These included the tetchy though enduring friendship between Roberts and his long time gay business partner, towering accountant Gordon Lewis (Brad Garrett), or the friendship between Cropper and colleagues Andrew Keanelly (Hamish Linklater) and Lauren Slotsky (Amanda Setton).
Judicious use was also made of the revolving cast of clients, some of long standing, some brand spanking new but all of them eager to get the most bang for their advertising dollar buck and all defined in one way or another by their self-obsessions, eccentricities and quirks.
(It was these relationships that formed a large part of the 5 things I love about The Crazy Ones.)
Thus, what truly defined The Crazy Ones was that while it could become insanely, surrealistic wacky at times, it always retained a key sense of the characters powering its comedy, giving a strong grounded feel to its often quirky plots.

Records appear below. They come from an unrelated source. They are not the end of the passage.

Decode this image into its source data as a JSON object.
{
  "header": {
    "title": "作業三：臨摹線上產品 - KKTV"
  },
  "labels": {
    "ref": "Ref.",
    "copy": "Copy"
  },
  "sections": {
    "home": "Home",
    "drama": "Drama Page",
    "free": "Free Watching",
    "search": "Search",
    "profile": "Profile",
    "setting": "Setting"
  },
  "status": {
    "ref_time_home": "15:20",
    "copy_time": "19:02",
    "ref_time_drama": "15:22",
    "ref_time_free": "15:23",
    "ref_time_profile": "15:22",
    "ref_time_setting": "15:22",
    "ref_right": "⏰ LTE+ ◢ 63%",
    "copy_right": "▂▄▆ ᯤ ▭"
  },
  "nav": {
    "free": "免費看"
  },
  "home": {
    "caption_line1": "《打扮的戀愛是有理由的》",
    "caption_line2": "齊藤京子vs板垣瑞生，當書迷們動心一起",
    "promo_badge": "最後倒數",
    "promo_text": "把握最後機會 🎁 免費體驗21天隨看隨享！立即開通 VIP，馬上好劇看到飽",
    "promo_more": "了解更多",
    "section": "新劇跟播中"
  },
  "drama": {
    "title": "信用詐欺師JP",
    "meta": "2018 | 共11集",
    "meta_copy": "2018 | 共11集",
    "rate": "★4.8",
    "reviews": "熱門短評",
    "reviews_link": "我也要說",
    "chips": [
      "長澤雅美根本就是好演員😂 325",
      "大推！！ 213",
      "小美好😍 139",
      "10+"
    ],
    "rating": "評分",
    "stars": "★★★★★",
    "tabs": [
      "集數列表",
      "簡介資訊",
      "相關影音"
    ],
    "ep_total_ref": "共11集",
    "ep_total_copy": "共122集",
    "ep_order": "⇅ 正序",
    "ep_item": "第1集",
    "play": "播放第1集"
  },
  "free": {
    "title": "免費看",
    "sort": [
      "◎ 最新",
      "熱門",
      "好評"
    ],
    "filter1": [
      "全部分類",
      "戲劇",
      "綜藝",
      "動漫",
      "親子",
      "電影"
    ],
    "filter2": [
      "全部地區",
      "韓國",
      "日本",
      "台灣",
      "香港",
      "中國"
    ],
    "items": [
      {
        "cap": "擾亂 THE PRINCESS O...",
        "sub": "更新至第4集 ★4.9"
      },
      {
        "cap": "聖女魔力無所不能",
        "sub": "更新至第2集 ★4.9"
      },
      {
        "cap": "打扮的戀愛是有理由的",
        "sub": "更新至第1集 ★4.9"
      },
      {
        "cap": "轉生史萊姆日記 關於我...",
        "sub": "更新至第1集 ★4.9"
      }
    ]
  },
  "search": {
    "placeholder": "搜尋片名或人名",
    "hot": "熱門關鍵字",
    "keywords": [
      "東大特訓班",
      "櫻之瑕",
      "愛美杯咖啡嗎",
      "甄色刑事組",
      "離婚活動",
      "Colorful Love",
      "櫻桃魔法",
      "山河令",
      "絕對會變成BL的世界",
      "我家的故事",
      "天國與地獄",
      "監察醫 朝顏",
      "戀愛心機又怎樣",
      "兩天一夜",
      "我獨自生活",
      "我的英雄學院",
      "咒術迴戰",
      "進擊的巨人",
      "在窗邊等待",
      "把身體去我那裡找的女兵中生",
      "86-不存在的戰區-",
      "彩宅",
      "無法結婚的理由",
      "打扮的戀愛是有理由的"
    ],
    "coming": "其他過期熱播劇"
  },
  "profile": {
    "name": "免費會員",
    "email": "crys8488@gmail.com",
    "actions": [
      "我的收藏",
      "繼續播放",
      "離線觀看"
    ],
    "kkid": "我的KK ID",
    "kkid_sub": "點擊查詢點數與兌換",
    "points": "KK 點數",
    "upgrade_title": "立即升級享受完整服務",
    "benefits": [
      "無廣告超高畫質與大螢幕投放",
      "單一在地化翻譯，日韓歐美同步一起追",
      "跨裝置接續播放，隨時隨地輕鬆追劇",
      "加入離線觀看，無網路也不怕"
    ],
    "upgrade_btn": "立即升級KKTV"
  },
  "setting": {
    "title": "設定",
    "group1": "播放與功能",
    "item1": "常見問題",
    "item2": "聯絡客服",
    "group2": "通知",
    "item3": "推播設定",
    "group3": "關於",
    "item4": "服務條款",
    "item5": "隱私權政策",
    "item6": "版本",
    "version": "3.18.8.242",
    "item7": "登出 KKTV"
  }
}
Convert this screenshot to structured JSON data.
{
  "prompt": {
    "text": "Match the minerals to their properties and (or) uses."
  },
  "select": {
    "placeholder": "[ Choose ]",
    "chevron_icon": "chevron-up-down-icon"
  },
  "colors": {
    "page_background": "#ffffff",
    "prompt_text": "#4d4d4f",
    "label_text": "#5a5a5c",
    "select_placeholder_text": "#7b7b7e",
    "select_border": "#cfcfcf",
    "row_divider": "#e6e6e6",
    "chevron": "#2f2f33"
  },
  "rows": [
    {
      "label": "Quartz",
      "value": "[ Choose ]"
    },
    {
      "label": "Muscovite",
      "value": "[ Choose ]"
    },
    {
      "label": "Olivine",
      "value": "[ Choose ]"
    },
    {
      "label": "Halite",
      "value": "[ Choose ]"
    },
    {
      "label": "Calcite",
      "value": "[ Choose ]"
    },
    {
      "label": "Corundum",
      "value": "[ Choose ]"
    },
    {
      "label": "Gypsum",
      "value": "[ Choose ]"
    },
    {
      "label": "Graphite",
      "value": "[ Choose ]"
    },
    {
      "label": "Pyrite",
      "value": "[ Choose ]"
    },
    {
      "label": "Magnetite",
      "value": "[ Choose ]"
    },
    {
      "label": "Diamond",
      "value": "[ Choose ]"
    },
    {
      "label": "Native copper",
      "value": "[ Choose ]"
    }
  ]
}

And the sad part of its cancellation is that it was only just really beginning to find itself, with the promise of a whole world of hilarious workplace comedy waiting in the hoped-for second season.
All we can hope is that Simon Roberts will leap out of his own sitcom, shatter the fourth wall and dream up the ad campaign to end all ad campaigns and convince CBS to give it another shot.
That could totally happen right?
In the universe of The Crazy Ones it totally could but alas we are stuck in the real world and it sadly no longer has time for this sitcom’s restrained insanity.
And last but alas very least by the end of its second season … REVOLUTION
Revolution was a show I kind of liked at first (more its premise than its execution to be honest).
Then after 3-4 episodes, didn’t like and decided to never watch again.
But following entreaties from my housemate that it had vastly improved from the rather empty first few episodes, I sampled it again, got hooked and watched right to the end of season 1, transfixed and utterly absorbed by its post-apocalyptic vision of world robbed of any and all forms of electrical energy.
And then came season 2, wildly uneven, in search of a reason to be season 2, 22 episodes that didn’t quite know what to do with themselves once the Big Mystery of season 1 had been explained.
Still, I hung in, convinced that any moment now all the disparate middling storylines would pay off, that the writers would realise that they should be focusing on the nanites and Zak Orth (Aaron Pittman) with its promise of a richly dramatic dark conspiracy rather than on the endless, and often pointless battles fought by Miles Matheson (Billy Burke), Rachel Matheson (Elizabeth Mitchell) and daughter Charlie (Tracy Spiridakos) and an ever changing cast of allies against the evil re-formed United States.
And even when Major Tom Neville (Giancarlo Esposito) kept sneering and posturing with all the delicious flair of a Vaudevillian baddy, or “Bass” Monroe (David Lyons) couldn’t resist entertaining ever more out of reach of grandeur about regaining his lost republic, I hung in there convinced a compelling narrative would emerge.
That a functioning, well told vision of a broken future would come into being, sustaining a wealth of narratives about people doing their best to survive in a Darwinian environment.
Alas, Revolution, a show I so passionately came to embrace after a lacklustre first date or two, became a premise in search of a decent plot, its rambling inability to find itself reflected in declining viewer numbers such that NBC went ahead and recently cancelled it.
And you know what?
I am not that troubled at all, a sign that the show had really lost its way, lights or no lights, and had very little hope of finding its way back.
This is one show whose time had well and truly come.